- What to produce -
The answer is the data below, repeated exactly, with no pictures included.

(Component data from apps and pages)
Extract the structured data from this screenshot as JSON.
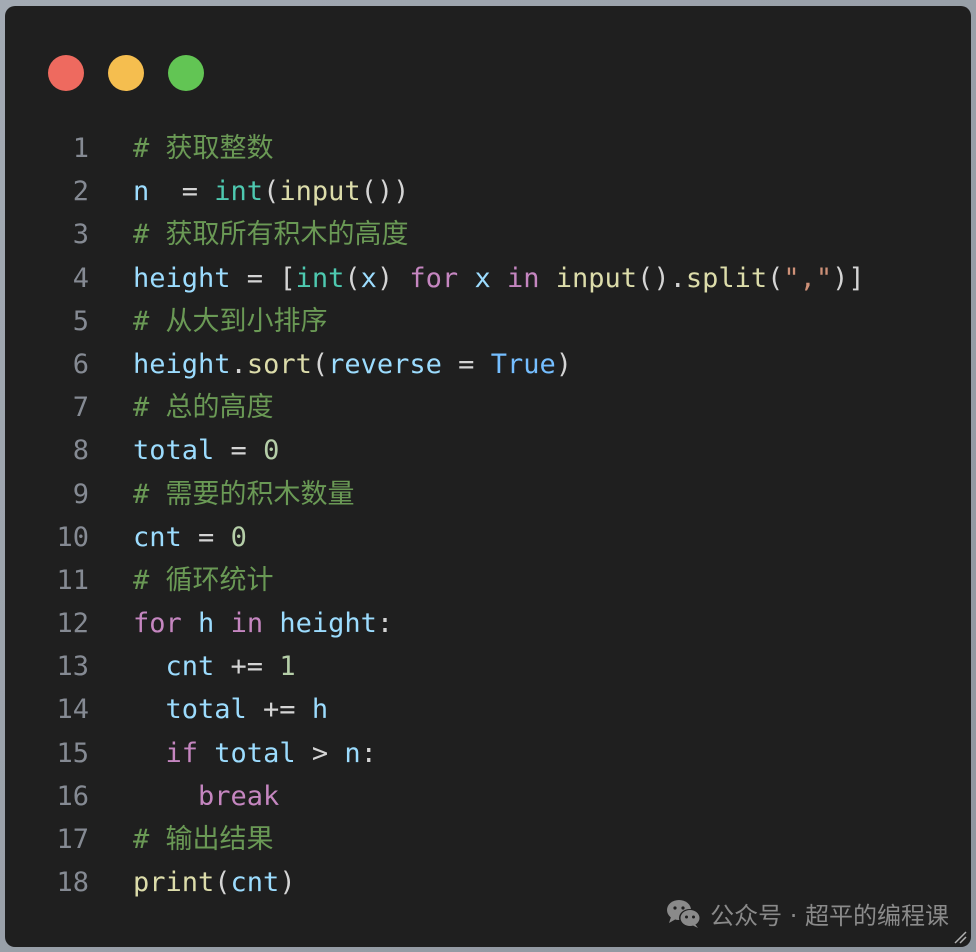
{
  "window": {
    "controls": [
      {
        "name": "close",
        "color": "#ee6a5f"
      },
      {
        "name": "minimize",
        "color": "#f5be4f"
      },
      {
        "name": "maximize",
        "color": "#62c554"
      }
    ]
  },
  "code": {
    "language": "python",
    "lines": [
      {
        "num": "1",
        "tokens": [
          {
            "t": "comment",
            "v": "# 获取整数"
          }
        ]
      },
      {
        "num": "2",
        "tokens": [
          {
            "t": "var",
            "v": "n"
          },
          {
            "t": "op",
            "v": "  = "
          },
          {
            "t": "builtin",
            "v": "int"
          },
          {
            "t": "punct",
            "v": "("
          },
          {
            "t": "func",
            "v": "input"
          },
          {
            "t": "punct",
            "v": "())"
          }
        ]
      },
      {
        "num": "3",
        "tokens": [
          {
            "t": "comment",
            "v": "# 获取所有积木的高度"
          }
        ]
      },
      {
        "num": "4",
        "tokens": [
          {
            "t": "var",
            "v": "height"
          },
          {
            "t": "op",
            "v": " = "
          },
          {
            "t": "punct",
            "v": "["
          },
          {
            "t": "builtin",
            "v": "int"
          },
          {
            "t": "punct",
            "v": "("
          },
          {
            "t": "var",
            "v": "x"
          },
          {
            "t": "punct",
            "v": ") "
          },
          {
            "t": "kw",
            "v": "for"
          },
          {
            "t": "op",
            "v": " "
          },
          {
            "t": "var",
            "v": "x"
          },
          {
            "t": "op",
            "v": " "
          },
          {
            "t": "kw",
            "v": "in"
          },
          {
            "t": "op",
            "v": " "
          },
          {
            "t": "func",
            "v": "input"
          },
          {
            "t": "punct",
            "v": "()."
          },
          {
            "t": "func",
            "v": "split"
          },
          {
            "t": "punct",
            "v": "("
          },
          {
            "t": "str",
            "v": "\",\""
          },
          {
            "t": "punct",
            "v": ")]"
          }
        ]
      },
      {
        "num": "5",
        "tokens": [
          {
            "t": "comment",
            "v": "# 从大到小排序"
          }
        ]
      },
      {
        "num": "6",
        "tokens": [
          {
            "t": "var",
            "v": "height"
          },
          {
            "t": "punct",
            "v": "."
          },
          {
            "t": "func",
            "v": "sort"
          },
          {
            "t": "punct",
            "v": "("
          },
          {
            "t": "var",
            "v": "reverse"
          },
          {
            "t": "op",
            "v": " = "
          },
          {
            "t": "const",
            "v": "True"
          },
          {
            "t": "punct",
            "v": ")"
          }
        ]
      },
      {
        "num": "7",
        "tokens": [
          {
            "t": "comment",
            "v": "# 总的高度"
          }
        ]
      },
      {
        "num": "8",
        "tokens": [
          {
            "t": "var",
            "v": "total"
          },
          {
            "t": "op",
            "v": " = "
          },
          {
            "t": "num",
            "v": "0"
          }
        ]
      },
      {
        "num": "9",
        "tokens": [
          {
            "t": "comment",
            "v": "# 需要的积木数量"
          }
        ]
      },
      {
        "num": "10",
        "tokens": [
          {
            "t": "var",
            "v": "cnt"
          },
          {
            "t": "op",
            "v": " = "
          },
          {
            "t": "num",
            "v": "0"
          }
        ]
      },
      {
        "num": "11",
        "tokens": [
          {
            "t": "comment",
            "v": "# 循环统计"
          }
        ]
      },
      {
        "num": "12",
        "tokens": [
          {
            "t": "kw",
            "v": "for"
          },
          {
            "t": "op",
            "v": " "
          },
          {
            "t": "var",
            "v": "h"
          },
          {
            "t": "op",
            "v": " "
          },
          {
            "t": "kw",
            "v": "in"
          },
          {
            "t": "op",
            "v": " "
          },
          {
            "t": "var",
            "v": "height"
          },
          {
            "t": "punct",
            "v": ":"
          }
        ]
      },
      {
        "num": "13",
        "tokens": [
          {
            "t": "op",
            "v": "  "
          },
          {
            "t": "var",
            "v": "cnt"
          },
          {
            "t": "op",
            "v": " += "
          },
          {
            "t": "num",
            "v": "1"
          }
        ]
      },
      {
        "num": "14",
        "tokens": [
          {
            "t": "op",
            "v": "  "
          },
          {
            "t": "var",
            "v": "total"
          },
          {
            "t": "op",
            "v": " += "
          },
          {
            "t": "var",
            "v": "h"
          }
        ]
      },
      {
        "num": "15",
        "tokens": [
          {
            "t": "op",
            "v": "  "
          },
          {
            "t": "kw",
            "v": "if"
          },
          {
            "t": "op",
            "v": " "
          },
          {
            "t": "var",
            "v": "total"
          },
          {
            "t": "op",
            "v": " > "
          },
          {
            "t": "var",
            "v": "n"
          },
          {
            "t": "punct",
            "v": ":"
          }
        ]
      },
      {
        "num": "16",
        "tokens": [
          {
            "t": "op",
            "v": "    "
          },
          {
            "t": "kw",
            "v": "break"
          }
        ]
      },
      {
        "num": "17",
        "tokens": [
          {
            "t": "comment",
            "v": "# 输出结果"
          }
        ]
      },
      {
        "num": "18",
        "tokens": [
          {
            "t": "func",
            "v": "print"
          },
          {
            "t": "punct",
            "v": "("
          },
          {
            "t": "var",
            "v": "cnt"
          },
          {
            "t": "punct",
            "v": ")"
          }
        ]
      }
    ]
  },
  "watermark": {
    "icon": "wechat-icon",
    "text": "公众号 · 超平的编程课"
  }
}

- Reply to the task -
Extract the structured data from this screenshot as JSON.
{
  "window": {
    "controls": [
      {
        "name": "close",
        "color": "#ee6a5f"
      },
      {
        "name": "minimize",
        "color": "#f5be4f"
      },
      {
        "name": "maximize",
        "color": "#62c554"
      }
    ]
  },
  "code": {
    "language": "python",
    "lines": [
      {
        "num": "1",
        "tokens": [
          {
            "t": "comment",
            "v": "# 获取整数"
          }
        ]
      },
      {
        "num": "2",
        "tokens": [
          {
            "t": "var",
            "v": "n"
          },
          {
            "t": "op",
            "v": "  = "
          },
          {
            "t": "builtin",
            "v": "int"
          },
          {
            "t": "punct",
            "v": "("
          },
          {
            "t": "func",
            "v": "input"
          },
          {
            "t": "punct",
            "v": "())"
          }
        ]
      },
      {
        "num": "3",
        "tokens": [
          {
            "t": "comment",
            "v": "# 获取所有积木的高度"
          }
        ]
      },
      {
        "num": "4",
        "tokens": [
          {
            "t": "var",
            "v": "height"
          },
          {
            "t": "op",
            "v": " = "
          },
          {
            "t": "punct",
            "v": "["
          },
          {
            "t": "builtin",
            "v": "int"
          },
          {
            "t": "punct",
            "v": "("
          },
          {
            "t": "var",
            "v": "x"
          },
          {
            "t": "punct",
            "v": ") "
          },
          {
            "t": "kw",
            "v": "for"
          },
          {
            "t": "op",
            "v": " "
          },
          {
            "t": "var",
            "v": "x"
          },
          {
            "t": "op",
            "v": " "
          },
          {
            "t": "kw",
            "v": "in"
          },
          {
            "t": "op",
            "v": " "
          },
          {
            "t": "func",
            "v": "input"
          },
          {
            "t": "punct",
            "v": "()."
          },
          {
            "t": "func",
            "v": "split"
          },
          {
            "t": "punct",
            "v": "("
          },
          {
            "t": "str",
            "v": "\",\""
          },
          {
            "t": "punct",
            "v": ")]"
          }
        ]
      },
      {
        "num": "5",
        "tokens": [
          {
            "t": "comment",
            "v": "# 从大到小排序"
          }
        ]
      },
      {
        "num": "6",
        "tokens": [
          {
            "t": "var",
            "v": "height"
          },
          {
            "t": "punct",
            "v": "."
          },
          {
            "t": "func",
            "v": "sort"
          },
          {
            "t": "punct",
            "v": "("
          },
          {
            "t": "var",
            "v": "reverse"
          },
          {
            "t": "op",
            "v": " = "
          },
          {
            "t": "const",
            "v": "True"
          },
          {
            "t": "punct",
            "v": ")"
          }
        ]
      },
      {
        "num": "7",
        "tokens": [
          {
            "t": "comment",
            "v": "# 总的高度"
          }
        ]
      },
      {
        "num": "8",
        "tokens": [
          {
            "t": "var",
            "v": "total"
          },
          {
            "t": "op",
            "v": " = "
          },
          {
            "t": "num",
            "v": "0"
          }
        ]
      },
      {
        "num": "9",
        "tokens": [
          {
            "t": "comment",
            "v": "# 需要的积木数量"
          }
        ]
      },
      {
        "num": "10",
        "tokens": [
          {
            "t": "var",
            "v": "cnt"
          },
          {
            "t": "op",
            "v": " = "
          },
          {
            "t": "num",
            "v": "0"
          }
        ]
      },
      {
        "num": "11",
        "tokens": [
          {
            "t": "comment",
            "v": "# 循环统计"
          }
        ]
      },
      {
        "num": "12",
        "tokens": [
          {
            "t": "kw",
            "v": "for"
          },
          {
            "t": "op",
            "v": " "
          },
          {
            "t": "var",
            "v": "h"
          },
          {
            "t": "op",
            "v": " "
          },
          {
            "t": "kw",
            "v": "in"
          },
          {
            "t": "op",
            "v": " "
          },
          {
            "t": "var",
            "v": "height"
          },
          {
            "t": "punct",
            "v": ":"
          }
        ]
      },
      {
        "num": "13",
        "tokens": [
          {
            "t": "op",
            "v": "  "
          },
          {
            "t": "var",
            "v": "cnt"
          },
          {
            "t": "op",
            "v": " += "
          },
          {
            "t": "num",
            "v": "1"
          }
        ]
      },
      {
        "num": "14",
        "tokens": [
          {
            "t": "op",
            "v": "  "
          },
          {
            "t": "var",
            "v": "total"
          },
          {
            "t": "op",
            "v": " += "
          },
          {
            "t": "var",
            "v": "h"
          }
        ]
      },
      {
        "num": "15",
        "tokens": [
          {
            "t": "op",
            "v": "  "
          },
          {
            "t": "kw",
            "v": "if"
          },
          {
            "t": "op",
            "v": " "
          },
          {
            "t": "var",
            "v": "total"
          },
          {
            "t": "op",
            "v": " > "
          },
          {
            "t": "var",
            "v": "n"
          },
          {
            "t": "punct",
            "v": ":"
          }
        ]
      },
      {
        "num": "16",
        "tokens": [
          {
            "t": "op",
            "v": "    "
          },
          {
            "t": "kw",
            "v": "break"
          }
        ]
      },
      {
        "num": "17",
        "tokens": [
          {
            "t": "comment",
            "v": "# 输出结果"
          }
        ]
      },
      {
        "num": "18",
        "tokens": [
          {
            "t": "func",
            "v": "print"
          },
          {
            "t": "punct",
            "v": "("
          },
          {
            "t": "var",
            "v": "cnt"
          },
          {
            "t": "punct",
            "v": ")"
          }
        ]
      }
    ]
  },
  "watermark": {
    "icon": "wechat-icon",
    "text": "公众号 · 超平的编程课"
  }
}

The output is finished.